UPDATED CNN Video Report:
~ The VERY strange part is 3.5 Magnitude Earthquake Felt on Dauphin Island, Gulf Shores, AL. People from Dauphin Island, Gulf Shores and Fort Morgan began calling emergency officials after the ground began shaking around 5:15 p.m.
Intellicast earthquake map … .North-central Arkansas has been rattled with a number of small earthquakes in the past several days, including two that registered 3.5 and 3.8 and some officials and residents wonder if there is any relation to natural gas injection wells.
A magnitude 3.5 earthquake struck in north central Arkansas around 3:46 p.m. Central time on Wednesday, February 16, following a series of small quakes that have been rattling the area for the past few days. The United States Geological Survey website showed the location of this quake as being approximately three miles northeast of Greenbrier and four miles southwest of Guy.
A 3.8 quake was registered on Thursday at 4:49 a.m. Central time in the same area. The earthquakes are being called the Guy earthquake swarm, according to an Associated Press report. Earthquake swarms are small earthquakes occurring in the same location in close succession and the current swarm has registered more than 30 earthquakes.

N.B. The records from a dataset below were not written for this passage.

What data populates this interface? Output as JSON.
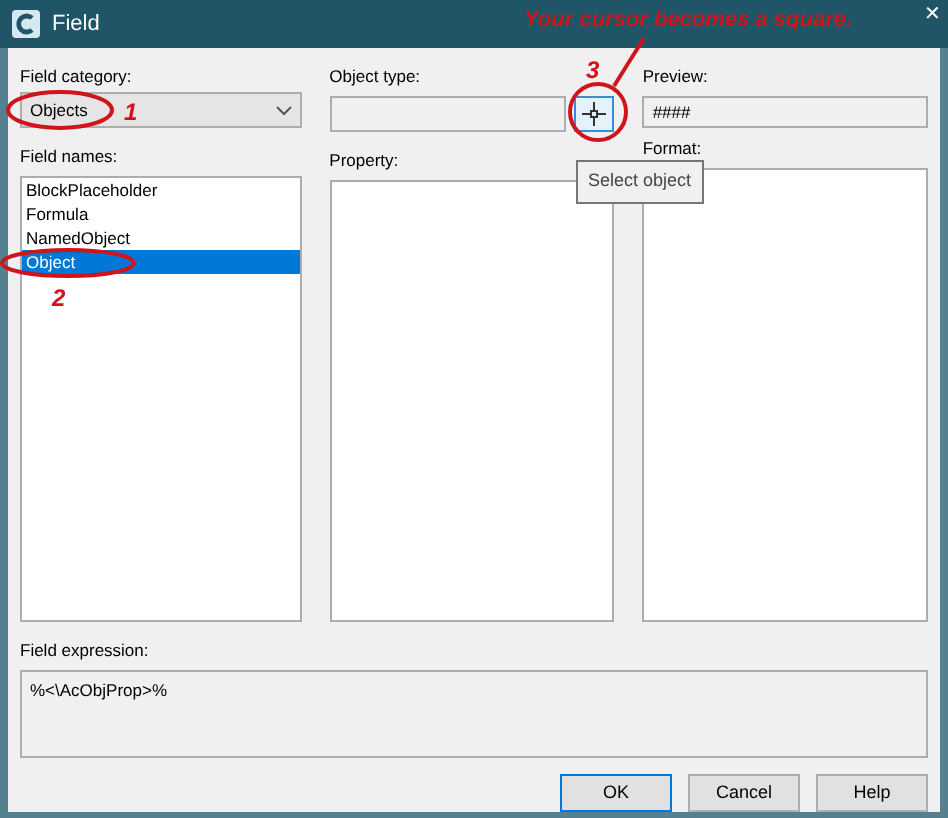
{
  "window": {
    "title": "Field",
    "close": "✕"
  },
  "field_category": {
    "label": "Field category:",
    "value": "Objects"
  },
  "field_names": {
    "label": "Field names:",
    "items": [
      {
        "text": "BlockPlaceholder",
        "selected": false
      },
      {
        "text": "Formula",
        "selected": false
      },
      {
        "text": "NamedObject",
        "selected": false
      },
      {
        "text": "Object",
        "selected": true
      }
    ]
  },
  "object_type": {
    "label": "Object type:"
  },
  "select_object": {
    "tooltip": "Select object"
  },
  "property": {
    "label": "Property:"
  },
  "preview": {
    "label": "Preview:",
    "value": "####"
  },
  "format": {
    "label": "Format:"
  },
  "field_expression": {
    "label": "Field expression:",
    "value": "%<\\AcObjProp>%"
  },
  "buttons": [
    {
      "label": "OK",
      "default": true
    },
    {
      "label": "Cancel",
      "default": false
    },
    {
      "label": "Help",
      "default": false
    }
  ],
  "annotations": [
    {
      "kind": "callout",
      "text": "Your cursor becomes a square."
    },
    {
      "kind": "step",
      "text": "1"
    },
    {
      "kind": "step",
      "text": "2"
    },
    {
      "kind": "step",
      "text": "3"
    }
  ]
}
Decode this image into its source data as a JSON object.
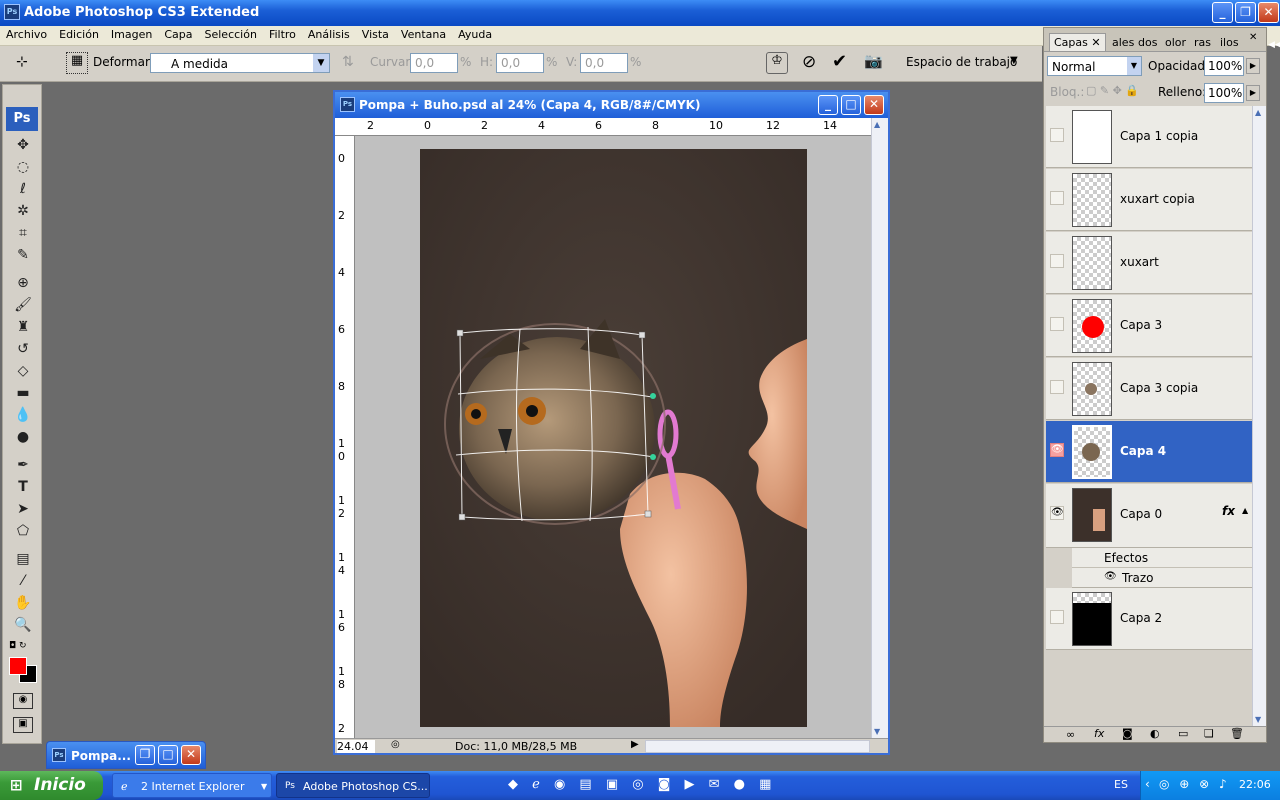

Another earthquake swarm occurred around the same location in October 2010 with the largest of the quakes measuring 4.0 on October 11. The current swarm of earthquakes has ranged in size between 2.1 and 3.8 in magnitude.
This area of Arkansas is not located within the actual New Madrid seismic one but is situated to the west. The New Madrid seismic zone stretches from Cairo, Illinois, southwest to Marked Tree, Arkansas. Marked Tree is about 200 miles northeast of Guy. An earthquake along the New Madrid fault would affect this part of Arkansas, but some local residents and even scientists believe the quakes could be due to human activities.
A geohazards supervisor with the Arkansas State Geological Survey, Scott Ausbrooks, told the Associated Press that this Arkansas earthquake swarm could be related to natural gas exploration in the area. The area where the earthquakes have been occurring is part of the Fayetteville Shale–an area of rich organic rock in north-central Arkansas. The Fayetteville Shale area has more than 400 completed gas wells.
According to the AP report, the actual production wells may not be the issue, but rather the injection wells. The gas is freed by drillers using a method known as “fracking. This hydraulic fracturing injects pressurized water into the ground to fracture the earth and release the natural gas. Injections wells are created when leftover frac water (wastewater from the initial fracking that can no longer be used) is pressurized and injected into the ground. According to the Environmental Protection Agency, an injection well is “a device that places fluid deep underground into porous rock formations, such as sandstone or limestone, or into or below the shallow soil layer. These fluids may be water, wastewater, brine (salt water), or water mixed with chemicals.”
The AP reported that the earthquakes in the current swarm are located near several injection wells. Ausbrooks also told AP it is “unlikely” the area would experience earthquakes larger in magnitude than 5.0.